Dr. Ray Raymond to present Constitution Day lecture
Dr. Ray Raymond, associate professor of government and history at SUNY Ulster, will discuss “Should We Rethink Presidential War Powers?” when he presents Salve Regina’s annual Constitution Day lecture at 10 a.m. Friday, Sept. 16 in the Ochre Court state dining room.
Writing in 1943, Justice Robert Jackson dissented from the Supreme Court’s majority when it upheld the constitutionality of President Roosevelt’s executive order interning more than 100,00 Japanese-Americans in wartime. His argument was that the court’s judicial order had legitimized a military order triggered by a temporary wartime emergency, which could happen again. Jackson concluded that the principle the court had established “lies around like a loaded weapon … ready for the hand of any authority that can bring forward a plausible claim of an urgent need.” Today, 15 years after 9/11, the presidency once again enjoys sweeping war powers. Is it time to rethink them?
Raymond is the director of the Institute for Constitutional Studies at SUNY Ulster. He was the 2009 Thomas Hawkins Johnson Visiting Professor at the U.S. Military Academy and is a fellow of the Gilder Lehrman Institute of American History in New York City and the Royal Society of Arts in London.
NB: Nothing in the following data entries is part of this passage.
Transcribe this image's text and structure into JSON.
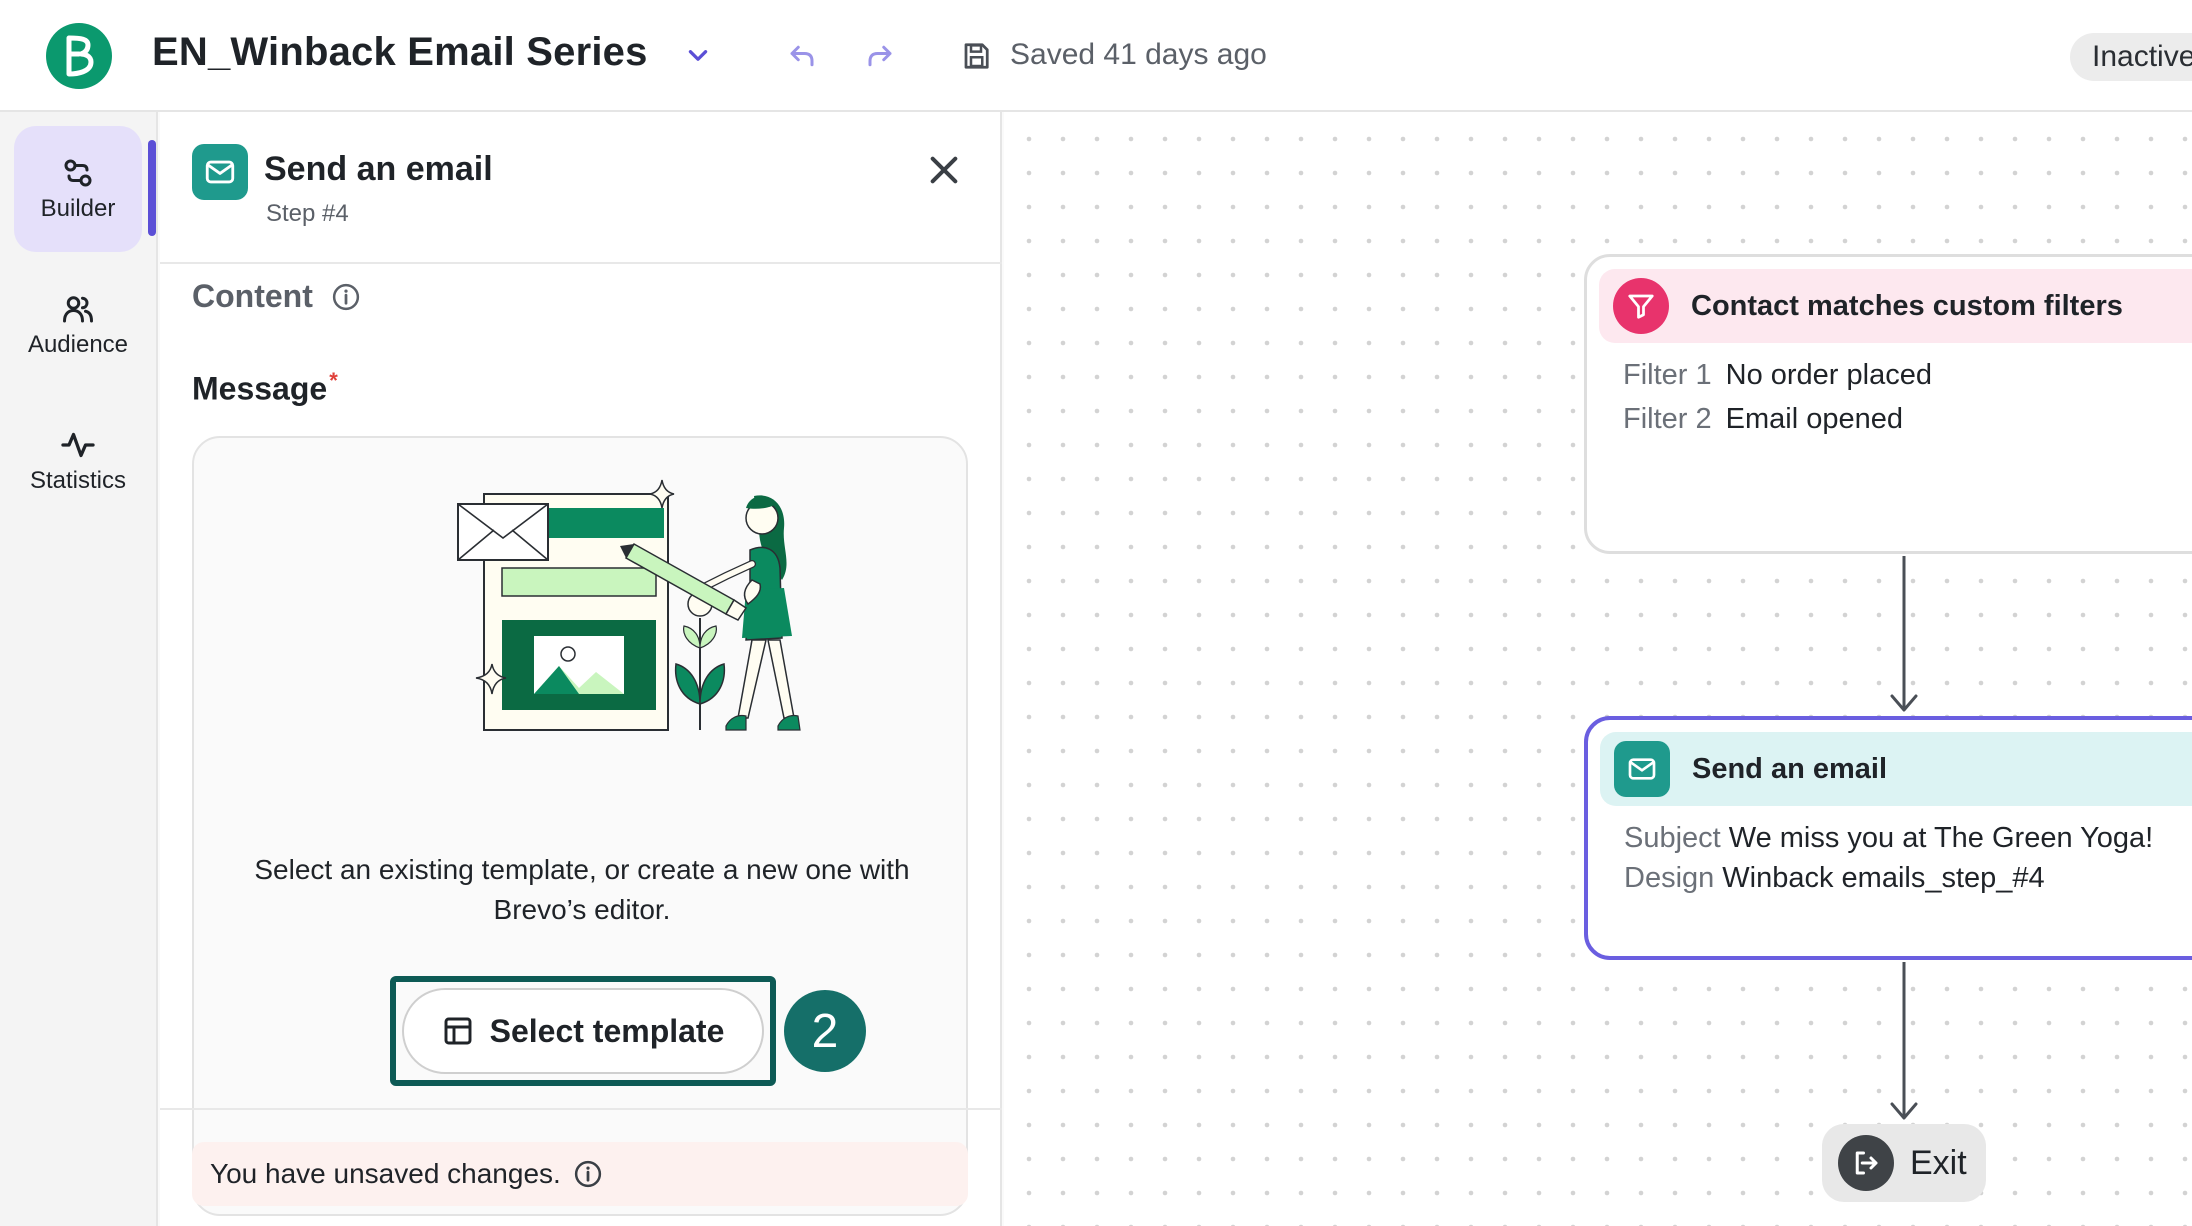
{
  "header": {
    "title": "EN_Winback Email Series",
    "saved_status": "Saved 41 days ago",
    "workflow_status": "Inactive",
    "icons": {
      "logo": "brevo-logo",
      "dropdown": "chevron-down-icon",
      "undo": "undo-icon",
      "redo": "redo-icon",
      "save": "save-icon"
    }
  },
  "sidebar": {
    "items": [
      {
        "label": "Builder",
        "icon": "builder-icon",
        "active": true
      },
      {
        "label": "Audience",
        "icon": "users-icon",
        "active": false
      },
      {
        "label": "Statistics",
        "icon": "activity-icon",
        "active": false
      }
    ]
  },
  "panel": {
    "title": "Send an email",
    "subtitle": "Step #4",
    "content_label": "Content",
    "message_label": "Message",
    "required_mark": "*",
    "description": "Select an existing template, or create a new one with Brevo’s editor.",
    "select_template_label": "Select template",
    "step_badge": "2",
    "unsaved_notice": "You have unsaved changes."
  },
  "canvas": {
    "filter_node": {
      "title": "Contact matches custom filters",
      "filters": [
        {
          "key": "Filter 1",
          "value": "No order placed"
        },
        {
          "key": "Filter 2",
          "value": "Email opened"
        }
      ]
    },
    "email_node": {
      "title": "Send an email",
      "subject_key": "Subject",
      "subject_value": "We miss you at The Green Yoga!",
      "design_key": "Design",
      "design_value": "Winback emails_step_#4"
    },
    "exit_label": "Exit"
  },
  "colors": {
    "brand_green": "#0b996e",
    "accent_purple": "#6a5ee0",
    "teal": "#1f9a8d",
    "filter_pink": "#e8336c",
    "badge_teal": "#156f69"
  }
}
Raymond is a 20-year veteran of the U.K. diplomatic corps, a former senior adviser to Prime Minister Tony Blair and a member of the Order of the British Empire.
Constitution Day became a national observance in 2004, when Congress passed a bill designating Sept. 17 as the day for citizens to commemorate the signing of the U.S. Constitution and learn more about the nation’s founding document.